-- TASK INPUTS follows --

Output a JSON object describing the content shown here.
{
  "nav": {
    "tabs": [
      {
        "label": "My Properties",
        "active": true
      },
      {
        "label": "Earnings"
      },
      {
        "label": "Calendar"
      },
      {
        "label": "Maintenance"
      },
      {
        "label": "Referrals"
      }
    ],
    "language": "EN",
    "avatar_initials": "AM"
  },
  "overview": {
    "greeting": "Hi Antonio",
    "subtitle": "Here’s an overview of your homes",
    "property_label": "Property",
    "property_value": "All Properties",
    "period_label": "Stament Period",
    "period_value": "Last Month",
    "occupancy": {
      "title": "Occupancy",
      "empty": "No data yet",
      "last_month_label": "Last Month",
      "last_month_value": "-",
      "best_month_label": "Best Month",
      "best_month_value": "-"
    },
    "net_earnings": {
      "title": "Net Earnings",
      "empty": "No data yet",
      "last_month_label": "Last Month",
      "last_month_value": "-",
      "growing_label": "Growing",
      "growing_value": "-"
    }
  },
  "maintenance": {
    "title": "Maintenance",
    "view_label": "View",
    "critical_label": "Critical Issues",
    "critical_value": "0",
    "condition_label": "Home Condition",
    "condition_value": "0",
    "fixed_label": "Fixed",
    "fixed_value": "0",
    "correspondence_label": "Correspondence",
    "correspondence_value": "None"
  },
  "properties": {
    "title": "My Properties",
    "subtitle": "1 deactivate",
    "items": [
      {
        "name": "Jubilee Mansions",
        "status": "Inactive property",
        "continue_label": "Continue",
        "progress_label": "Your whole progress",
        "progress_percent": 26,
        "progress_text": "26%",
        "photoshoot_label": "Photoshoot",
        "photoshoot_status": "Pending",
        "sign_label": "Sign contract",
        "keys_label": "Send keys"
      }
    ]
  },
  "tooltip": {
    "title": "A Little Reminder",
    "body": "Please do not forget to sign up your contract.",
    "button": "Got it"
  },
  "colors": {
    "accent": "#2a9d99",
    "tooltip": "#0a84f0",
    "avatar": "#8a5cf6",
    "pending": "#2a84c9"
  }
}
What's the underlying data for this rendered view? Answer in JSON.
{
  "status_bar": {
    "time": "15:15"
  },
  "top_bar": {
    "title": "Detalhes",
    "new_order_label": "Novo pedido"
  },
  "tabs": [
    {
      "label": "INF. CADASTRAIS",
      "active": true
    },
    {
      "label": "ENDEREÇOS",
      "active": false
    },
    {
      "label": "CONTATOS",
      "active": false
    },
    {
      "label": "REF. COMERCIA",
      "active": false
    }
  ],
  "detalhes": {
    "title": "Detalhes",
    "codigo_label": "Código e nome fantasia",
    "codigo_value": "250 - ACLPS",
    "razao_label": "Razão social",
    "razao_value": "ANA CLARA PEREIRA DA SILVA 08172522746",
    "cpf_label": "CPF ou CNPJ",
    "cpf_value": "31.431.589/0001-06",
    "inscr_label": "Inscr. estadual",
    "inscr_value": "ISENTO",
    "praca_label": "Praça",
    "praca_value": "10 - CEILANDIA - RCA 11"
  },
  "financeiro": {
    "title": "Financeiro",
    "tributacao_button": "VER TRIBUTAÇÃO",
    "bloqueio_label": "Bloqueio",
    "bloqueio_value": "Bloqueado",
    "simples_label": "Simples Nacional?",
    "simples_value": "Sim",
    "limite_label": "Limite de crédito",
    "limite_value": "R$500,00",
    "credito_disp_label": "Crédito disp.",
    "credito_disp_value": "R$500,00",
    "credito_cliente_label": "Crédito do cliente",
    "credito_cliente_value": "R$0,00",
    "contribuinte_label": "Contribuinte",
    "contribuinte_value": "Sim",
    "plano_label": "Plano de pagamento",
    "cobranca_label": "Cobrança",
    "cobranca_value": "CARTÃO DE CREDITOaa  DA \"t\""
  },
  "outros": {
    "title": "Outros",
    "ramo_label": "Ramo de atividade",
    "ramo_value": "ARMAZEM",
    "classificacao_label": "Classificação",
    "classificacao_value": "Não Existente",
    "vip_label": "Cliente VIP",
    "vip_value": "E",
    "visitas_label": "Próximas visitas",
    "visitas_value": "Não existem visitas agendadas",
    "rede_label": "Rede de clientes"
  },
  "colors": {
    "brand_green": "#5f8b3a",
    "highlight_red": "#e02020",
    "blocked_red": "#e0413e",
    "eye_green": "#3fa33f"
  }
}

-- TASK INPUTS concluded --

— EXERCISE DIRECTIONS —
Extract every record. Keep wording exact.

— EXPECTED ANSWER —
Output a JSON object describing the content shown here.
{
  "nav": {
    "tabs": [
      {
        "label": "My Properties",
        "active": true
      },
      {
        "label": "Earnings"
      },
      {
        "label": "Calendar"
      },
      {
        "label": "Maintenance"
      },
      {
        "label": "Referrals"
      }
    ],
    "language": "EN",
    "avatar_initials": "AM"
  },
  "overview": {
    "greeting": "Hi Antonio",
    "subtitle": "Here’s an overview of your homes",
    "property_label": "Property",
    "property_value": "All Properties",
    "period_label": "Stament Period",
    "period_value": "Last Month",
    "occupancy": {
      "title": "Occupancy",
      "empty": "No data yet",
      "last_month_label": "Last Month",
      "last_month_value": "-",
      "best_month_label": "Best Month",
      "best_month_value": "-"
    },
    "net_earnings": {
      "title": "Net Earnings",
      "empty": "No data yet",
      "last_month_label": "Last Month",
      "last_month_value": "-",
      "growing_label": "Growing",
      "growing_value": "-"
    }
  },
  "maintenance": {
    "title": "Maintenance",
    "view_label": "View",
    "critical_label": "Critical Issues",
    "critical_value": "0",
    "condition_label": "Home Condition",
    "condition_value": "0",
    "fixed_label": "Fixed",
    "fixed_value": "0",
    "correspondence_label": "Correspondence",
    "correspondence_value": "None"
  },
  "properties": {
    "title": "My Properties",
    "subtitle": "1 deactivate",
    "items": [
      {
        "name": "Jubilee Mansions",
        "status": "Inactive property",
        "continue_label": "Continue",
        "progress_label": "Your whole progress",
        "progress_percent": 26,
        "progress_text": "26%",
        "photoshoot_label": "Photoshoot",
        "photoshoot_status": "Pending",
        "sign_label": "Sign contract",
        "keys_label": "Send keys"
      }
    ]
  },
  "tooltip": {
    "title": "A Little Reminder",
    "body": "Please do not forget to sign up your contract.",
    "button": "Got it"
  },
  "colors": {
    "accent": "#2a9d99",
    "tooltip": "#0a84f0",
    "avatar": "#8a5cf6",
    "pending": "#2a84c9"
  }
}
What's the underlying data for this rendered view? Answer in JSON.
{
  "status_bar": {
    "time": "15:15"
  },
  "top_bar": {
    "title": "Detalhes",
    "new_order_label": "Novo pedido"
  },
  "tabs": [
    {
      "label": "INF. CADASTRAIS",
      "active": true
    },
    {
      "label": "ENDEREÇOS",
      "active": false
    },
    {
      "label": "CONTATOS",
      "active": false
    },
    {
      "label": "REF. COMERCIA",
      "active": false
    }
  ],
  "detalhes": {
    "title": "Detalhes",
    "codigo_label": "Código e nome fantasia",
    "codigo_value": "250 - ACLPS",
    "razao_label": "Razão social",
    "razao_value": "ANA CLARA PEREIRA DA SILVA 08172522746",
    "cpf_label": "CPF ou CNPJ",
    "cpf_value": "31.431.589/0001-06",
    "inscr_label": "Inscr. estadual",
    "inscr_value": "ISENTO",
    "praca_label": "Praça",
    "praca_value": "10 - CEILANDIA - RCA 11"
  },
  "financeiro": {
    "title": "Financeiro",
    "tributacao_button": "VER TRIBUTAÇÃO",
    "bloqueio_label": "Bloqueio",
    "bloqueio_value": "Bloqueado",
    "simples_label": "Simples Nacional?",
    "simples_value": "Sim",
    "limite_label": "Limite de crédito",
    "limite_value": "R$500,00",
    "credito_disp_label": "Crédito disp.",
    "credito_disp_value": "R$500,00",
    "credito_cliente_label": "Crédito do cliente",
    "credito_cliente_value": "R$0,00",
    "contribuinte_label": "Contribuinte",
    "contribuinte_value": "Sim",
    "plano_label": "Plano de pagamento",
    "cobranca_label": "Cobrança",
    "cobranca_value": "CARTÃO DE CREDITOaa  DA \"t\""
  },
  "outros": {
    "title": "Outros",
    "ramo_label": "Ramo de atividade",
    "ramo_value": "ARMAZEM",
    "classificacao_label": "Classificação",
    "classificacao_value": "Não Existente",
    "vip_label": "Cliente VIP",
    "vip_value": "E",
    "visitas_label": "Próximas visitas",
    "visitas_value": "Não existem visitas agendadas",
    "rede_label": "Rede de clientes"
  },
  "colors": {
    "brand_green": "#5f8b3a",
    "highlight_red": "#e02020",
    "blocked_red": "#e0413e",
    "eye_green": "#3fa33f"
  }
}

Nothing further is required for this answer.